Subscriber OnlyBooks

Just Like You: Nick Hornby’s contemporary love story nestled in a Brexit novel

A relationship blossoms between a young black man and middle-aged white woman in Nick Hornby’s ninth novel

Just Like You
Just Like You
Author: Nick Hornby
ISBN-13: 978-0241338551
Publisher: Viking
Guideline Price: £16.99

Michèle Roberts’s exquisite recent memoir Negative Capability, succinctly expresses the imaginative power of authentic fiction by writing: “My own tiny pain helped me think about others’ huge ones.” It is the writer’s capacity to embody the life of another with respect, consideration and sensitivity that separates great fiction that reads as truth from a false impersonation of life.

When the creative ambition extends to creating a character that is a different gender, race, class or religion than your own, the stakes are heightened. Recent years in particular have seen a welcome discourse on cultural appropriation – where members of the dominant culture adopt elements of the minority culture and there is an imbalance of power.

How should, for example, white novelists approach writing from the perspective of a black character to avoid this? Such is the challenge Hornby faces in his ninth novel, Just Like You, where the dual narrative is split between the voice of a young, black, working-class man, Joseph, and a middle-aged, middle-class, white woman, Lucy.

Renowned for his brilliant portrayal of the interior lives of men struggling to survive in a society infused with toxic masculinity, it seems a brave and bold move for Hornby to create two protagonists that are not Just Like Him – especially in this era of cancel culture, when the work will be scrutinised for any missteps.


We know Hornby is brilliant at writing about men not unlike himself – the phenomenal success of High Fidelity and About a Boy, alongside his ground-breaking memoir Fever Pitch, pay testament to that. What may be less obvious is his record in writing so beautifully about women. Hornby’s award-winning film adaptations of Colm Toibín’s Brooklyn, Cheryl Strayed’s Wild and Lynn Barber’s memoir An Education demonstrate a profound understanding of the female psyche. Hornby grew up in a house full of women and it shows.

Multicultural stomping ground

All this to say, Hornby is a writer who has proven himself time and again to be hugely empathetic – his bittersweet social commentaries are mindful and devoid of the sort of cavalier stereotyping that would disable another writer in his position from crafting this story as successfully.

The novel is set in north London, the multicultural stomping ground that Hornby also calls home. His trademark observations of human beings and their doings deliver the reader properly funny moments – his skewering of the particular idiosyncrasies of this London borough is comedy gold: “Long Blonde shook her head in despair, as if her friend’s refusal to push through a crowd of people so that she could be served when it wasn’t her turn was precisely what was wrong with her in all areas of life.” Perhaps this is the great strength of Hornby; his novels have always been such good company, and his ninth is no exception.

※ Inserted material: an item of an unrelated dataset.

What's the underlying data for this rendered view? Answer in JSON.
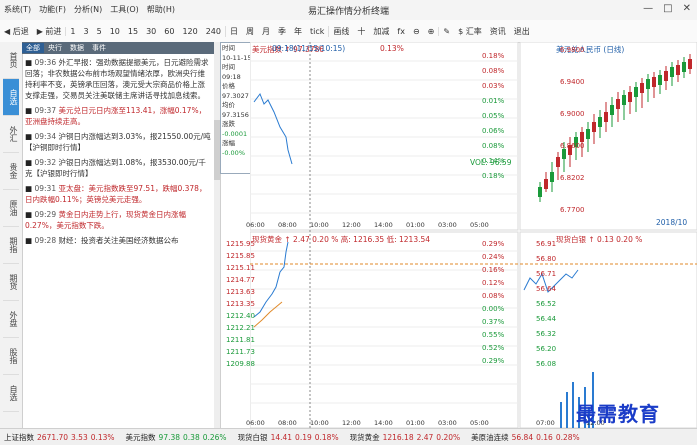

On an average Saturday morning in this affluent neighbourhood’s independent butcher, Lucy and Joseph meet across a crowded glass counter. They are divided by gender, class, race, education and age, meeting for the first time in an England that is divided by the upcoming Brexit referendum. They say opposites attract, but for these star-crossed lovers Hornby is sincerely testing the theory. And yet, if it’s not working with your “usual type”, why keep repeating the same dysfunctional path?

The connection between the couple reads completely authentic – the flawed, complex and endearing characters ring true, and their turbulent evolution from secret affair to public declaration of love is devastatingly poignant while also illuminated by the characteristic Hornby wit.

Truly electric

Where Hornby’s prose becomes truly electric is his searing portrayal of the effects of alcoholism on a marriage and a family – and the divorce it culminates in. There is no shying away from the brutal truth, which is presented without any sentimentality but with great understanding. Lucy says of her alcoholic ex-husband: “She would know him for the rest of her life, and one day, if they put enough years between the past and the future, she could imagine the rage subsiding. But subsiding rage was not the same thing as love.”

Hornby presents us with a contemporary love story nestled in a Brexit novel – reading pre-pandemic political strife feels akin to picking at the scab of fresh wounds – but the juxtaposition between Britain’s problems with racism on a macro level and the micro-aggressions experienced by Joseph and witnessed by Lucy works extremely well.

Graham Greene spoke of the “splinter of ice in the heart of a writer”, and this mellow read from Hornby suggests a slight thawing on his part. But perhaps that is just what we need: good company, great laughs and a gentle poking reminder of the humanity of those we think we don’t understand. Who knows what the future will bring us but, as Hornby writes, what we have “is a present and that’s what life consists of”.

Helen Cullen

Helen Cullen

Helen Cullen, a contributor to The Irish Times, is a novelist and critic